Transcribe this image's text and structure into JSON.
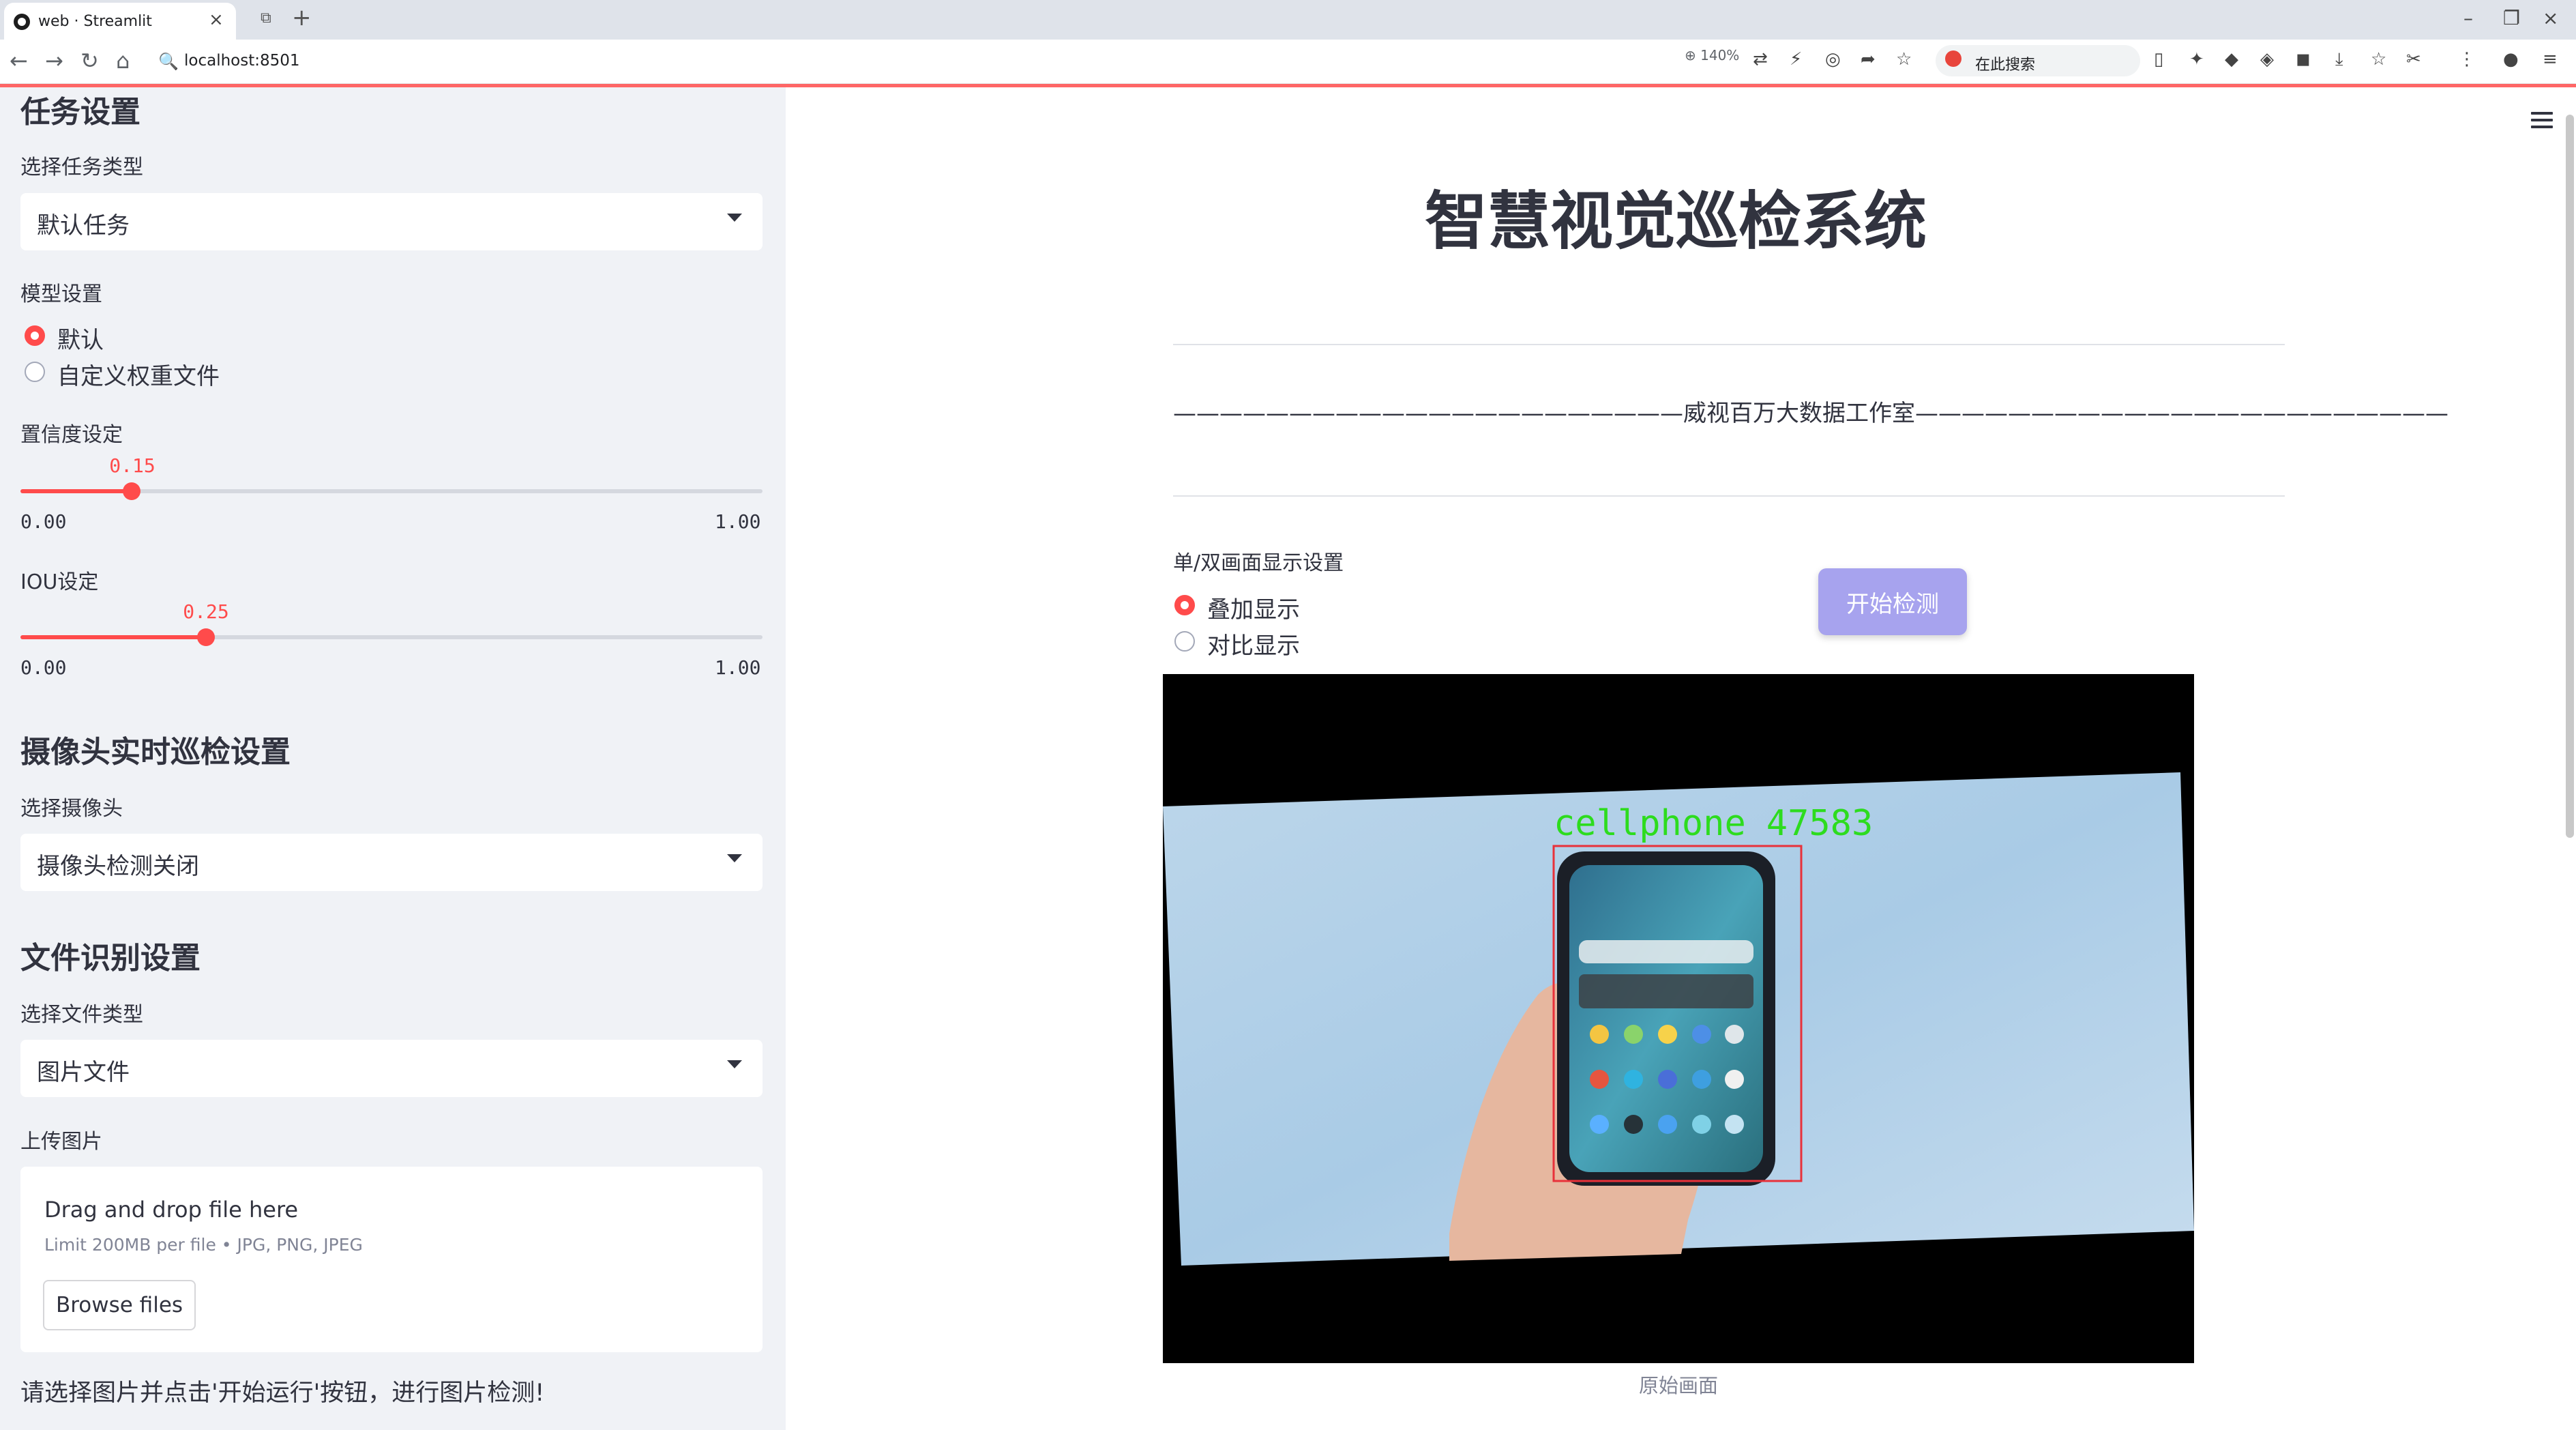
{
  "browser": {
    "tab_title": "web · Streamlit",
    "url": "localhost:8501",
    "zoom": "140%",
    "search_label": "在此搜索",
    "accent_color": "#ff4b4b"
  },
  "sidebar": {
    "task_section": {
      "heading": "任务设置",
      "task_type_label": "选择任务类型",
      "task_type_value": "默认任务"
    },
    "model_section": {
      "label": "模型设置",
      "options": [
        "默认",
        "自定义权重文件"
      ],
      "selected": "默认"
    },
    "confidence": {
      "label": "置信度设定",
      "value": "0.15",
      "fraction": 0.15,
      "min": "0.00",
      "max": "1.00"
    },
    "iou": {
      "label": "IOU设定",
      "value": "0.25",
      "fraction": 0.25,
      "min": "0.00",
      "max": "1.00"
    },
    "camera_section": {
      "heading": "摄像头实时巡检设置",
      "label": "选择摄像头",
      "value": "摄像头检测关闭"
    },
    "file_section": {
      "heading": "文件识别设置",
      "file_type_label": "选择文件类型",
      "file_type_value": "图片文件",
      "upload_label": "上传图片",
      "drop_title": "Drag and drop file here",
      "drop_limit": "Limit 200MB per file • JPG, PNG, JPEG",
      "browse_label": "Browse files"
    },
    "note": "请选择图片并点击'开始运行'按钮，进行图片检测!"
  },
  "main": {
    "title": "智慧视觉巡检系统",
    "studio_line": "——————————————————————威视百万大数据工作室———————————————————————",
    "display_mode_label": "单/双画面显示设置",
    "display_options": [
      "叠加显示",
      "对比显示"
    ],
    "display_selected": "叠加显示",
    "start_button": "开始检测",
    "detection": {
      "label": "cellphone",
      "score": "47583",
      "box_color": "#e8313a",
      "label_color": "#2ddc1e"
    },
    "caption": "原始画面"
  }
}
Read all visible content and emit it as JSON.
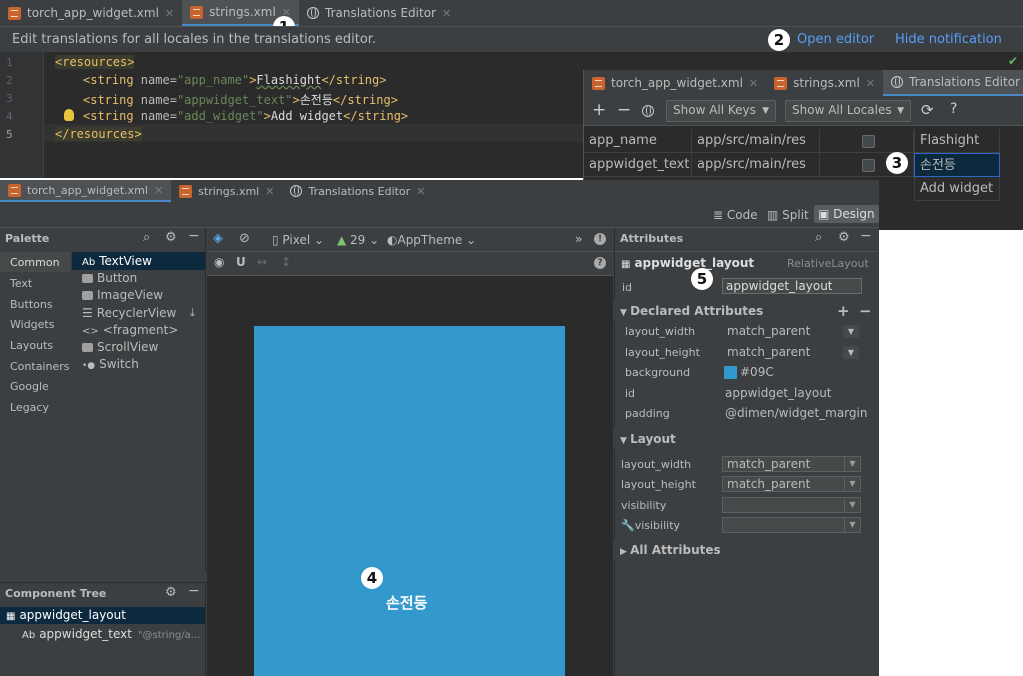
{
  "top_tabs": [
    {
      "label": "torch_app_widget.xml",
      "icon": "xml-file-icon"
    },
    {
      "label": "strings.xml",
      "icon": "xml-file-icon",
      "active": true
    },
    {
      "label": "Translations Editor",
      "icon": "globe-icon"
    }
  ],
  "notification": {
    "message": "Edit translations for all locales in the translations editor.",
    "open_editor": "Open editor",
    "hide": "Hide notification"
  },
  "callouts": [
    "1",
    "2",
    "3",
    "4",
    "5"
  ],
  "code_lines": [
    {
      "num": "1"
    },
    {
      "num": "2"
    },
    {
      "num": "3"
    },
    {
      "num": "4"
    },
    {
      "num": "5"
    }
  ],
  "code": {
    "resources_open": "<resources>",
    "resources_close": "</resources>",
    "string_open": "<string",
    "string_close": "</string>",
    "name_attr": " name=",
    "app_name_key": "\"app_name\"",
    "app_name_val": "Flashight",
    "appwidget_text_key": "\"appwidget_text\"",
    "appwidget_text_val": "손전등",
    "add_widget_key": "\"add_widget\"",
    "add_widget_val": "Add widget",
    "gt": ">"
  },
  "translations_editor": {
    "tabs": [
      {
        "label": "torch_app_widget.xml"
      },
      {
        "label": "strings.xml"
      },
      {
        "label": "Translations Editor",
        "active": true
      }
    ],
    "toolbar": {
      "add": "+",
      "remove": "−",
      "show_keys": "Show All Keys",
      "show_locales": "Show All Locales",
      "help": "?"
    },
    "rows": [
      {
        "key": "app_name",
        "resource": "app/src/main/res",
        "value": "Flashight"
      },
      {
        "key": "appwidget_text",
        "resource": "app/src/main/res",
        "value": "손전등"
      },
      {
        "key": "",
        "resource": "",
        "value": "Add widget"
      }
    ]
  },
  "layout_editor": {
    "tabs": [
      {
        "label": "torch_app_widget.xml",
        "active": true
      },
      {
        "label": "strings.xml"
      },
      {
        "label": "Translations Editor"
      }
    ],
    "modes": {
      "code": "Code",
      "split": "Split",
      "design": "Design"
    },
    "palette": {
      "title": "Palette",
      "categories": [
        "Common",
        "Text",
        "Buttons",
        "Widgets",
        "Layouts",
        "Containers",
        "Google",
        "Legacy"
      ],
      "items": [
        {
          "prefix": "Ab",
          "label": "TextView"
        },
        {
          "label": "Button"
        },
        {
          "label": "ImageView"
        },
        {
          "label": "RecyclerView"
        },
        {
          "prefix": "<>",
          "label": "<fragment>"
        },
        {
          "label": "ScrollView"
        },
        {
          "label": "Switch"
        }
      ]
    },
    "design_toolbar": {
      "device": "Pixel",
      "api": "29",
      "theme": "AppTheme"
    },
    "component_tree": {
      "title": "Component Tree",
      "root": "appwidget_layout",
      "child_prefix": "Ab",
      "child": "appwidget_text",
      "child_value": "\"@string/a..."
    },
    "preview": {
      "text": "손전등",
      "color": "#3399cc"
    },
    "attributes": {
      "title": "Attributes",
      "component": "appwidget_layout",
      "component_type": "RelativeLayout",
      "id_label": "id",
      "id_value": "appwidget_layout",
      "declared_title": "Declared Attributes",
      "declared": [
        {
          "name": "layout_width",
          "value": "match_parent"
        },
        {
          "name": "layout_height",
          "value": "match_parent"
        },
        {
          "name": "background",
          "value": "#09C"
        },
        {
          "name": "id",
          "value": "appwidget_layout"
        },
        {
          "name": "padding",
          "value": "@dimen/widget_margin"
        }
      ],
      "layout_title": "Layout",
      "layout": [
        {
          "name": "layout_width",
          "value": "match_parent"
        },
        {
          "name": "layout_height",
          "value": "match_parent"
        },
        {
          "name": "visibility",
          "value": ""
        },
        {
          "name": "visibility",
          "value": ""
        }
      ],
      "all_title": "All Attributes"
    }
  }
}
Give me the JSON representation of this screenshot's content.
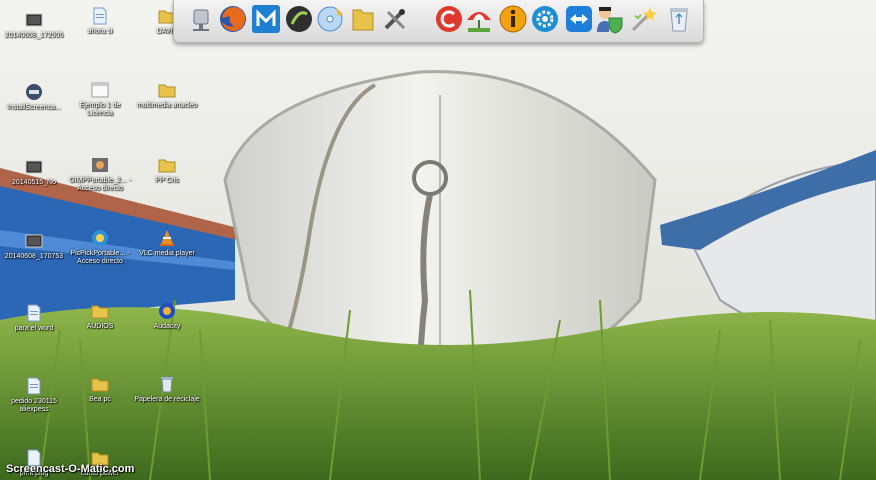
{
  "desktop": {
    "icons": [
      {
        "label": "20140608_172505",
        "icon": "video-file-icon"
      },
      {
        "label": "ahora si",
        "icon": "document-icon"
      },
      {
        "label": "DAVID",
        "icon": "folder-icon"
      },
      {
        "label": "InstallScreenca...",
        "icon": "installer-icon"
      },
      {
        "label": "Ejemplo 1 de Licencia",
        "icon": "document-icon"
      },
      {
        "label": "multimedia anacleo",
        "icon": "folder-icon"
      },
      {
        "label": "20140515_No",
        "icon": "video-file-icon"
      },
      {
        "label": "GIMPPortable_2... - Acceso directo",
        "icon": "gimp-shortcut-icon"
      },
      {
        "label": "PP Cris",
        "icon": "folder-icon"
      },
      {
        "label": "20140608_170753",
        "icon": "video-file-icon"
      },
      {
        "label": "PicPickPortable... - Acceso directo",
        "icon": "picpick-shortcut-icon"
      },
      {
        "label": "VLC media player",
        "icon": "vlc-icon"
      },
      {
        "label": "para el word",
        "icon": "document-icon"
      },
      {
        "label": "AUDIOS",
        "icon": "folder-icon"
      },
      {
        "label": "Audacity",
        "icon": "audacity-icon"
      },
      {
        "label": "pedido 230115 aliexpess",
        "icon": "document-icon"
      },
      {
        "label": "Bea pc",
        "icon": "folder-icon"
      },
      {
        "label": "Papelera de reciclaje",
        "icon": "recycle-bin-icon"
      },
      {
        "label": "print plog",
        "icon": "document-icon"
      },
      {
        "label": "curso power",
        "icon": "folder-icon"
      }
    ]
  },
  "dock": {
    "items": [
      {
        "icon": "network-drive-icon"
      },
      {
        "icon": "firefox-icon"
      },
      {
        "icon": "maxthon-icon"
      },
      {
        "icon": "disc-icon"
      },
      {
        "icon": "cd-burner-icon"
      },
      {
        "icon": "folder-icon"
      },
      {
        "icon": "tools-icon"
      },
      {
        "icon": "ccleaner-icon"
      },
      {
        "icon": "beach-umbrella-icon"
      },
      {
        "icon": "info-icon"
      },
      {
        "icon": "settings-gear-icon"
      },
      {
        "icon": "teamviewer-icon"
      },
      {
        "icon": "user-shield-icon"
      },
      {
        "icon": "wizard-icon"
      },
      {
        "icon": "recycle-bin-icon"
      }
    ]
  },
  "watermark": "Screencast-O-Matic.com",
  "colors": {
    "dock_bg": "#e8e8e8",
    "icon_label": "#ffffff",
    "folder": "#e8c34a",
    "firefox": "#e76b1d",
    "maxthon": "#1f7fd0"
  }
}
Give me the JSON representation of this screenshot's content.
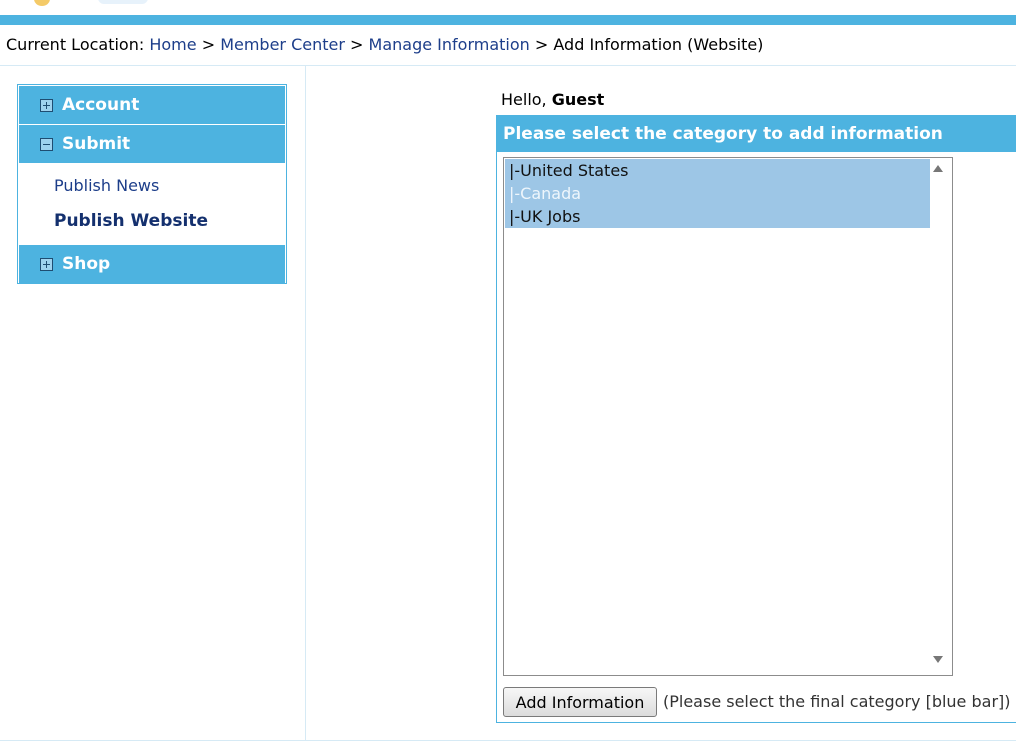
{
  "breadcrumb": {
    "prefix": "Current Location:",
    "home": "Home",
    "member_center": "Member Center",
    "manage_information": "Manage Information",
    "current": "Add Information (Website)",
    "separator": ">"
  },
  "sidebar": {
    "account": "Account",
    "submit": "Submit",
    "publish_news": "Publish News",
    "publish_website": "Publish Website",
    "shop": "Shop"
  },
  "greeting": {
    "hello": "Hello,",
    "user": "Guest"
  },
  "panel": {
    "title": "Please select the category to add information",
    "options": [
      "|-United States",
      "|-Canada",
      "|-UK Jobs"
    ],
    "button_label": "Add Information",
    "hint": "(Please select the final category [blue bar])"
  },
  "colors": {
    "accent": "#4db3e0",
    "selected_option": "#9dc6e6",
    "link": "#1d3e8a"
  }
}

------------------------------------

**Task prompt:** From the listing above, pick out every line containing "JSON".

**Exercise output:**
Transcribe this image's text and structure into JSON.
Read all visible content and emit it as JSON.
Give me the JSON representation of this screenshot's content.
Give me the JSON representation of this screenshot's content.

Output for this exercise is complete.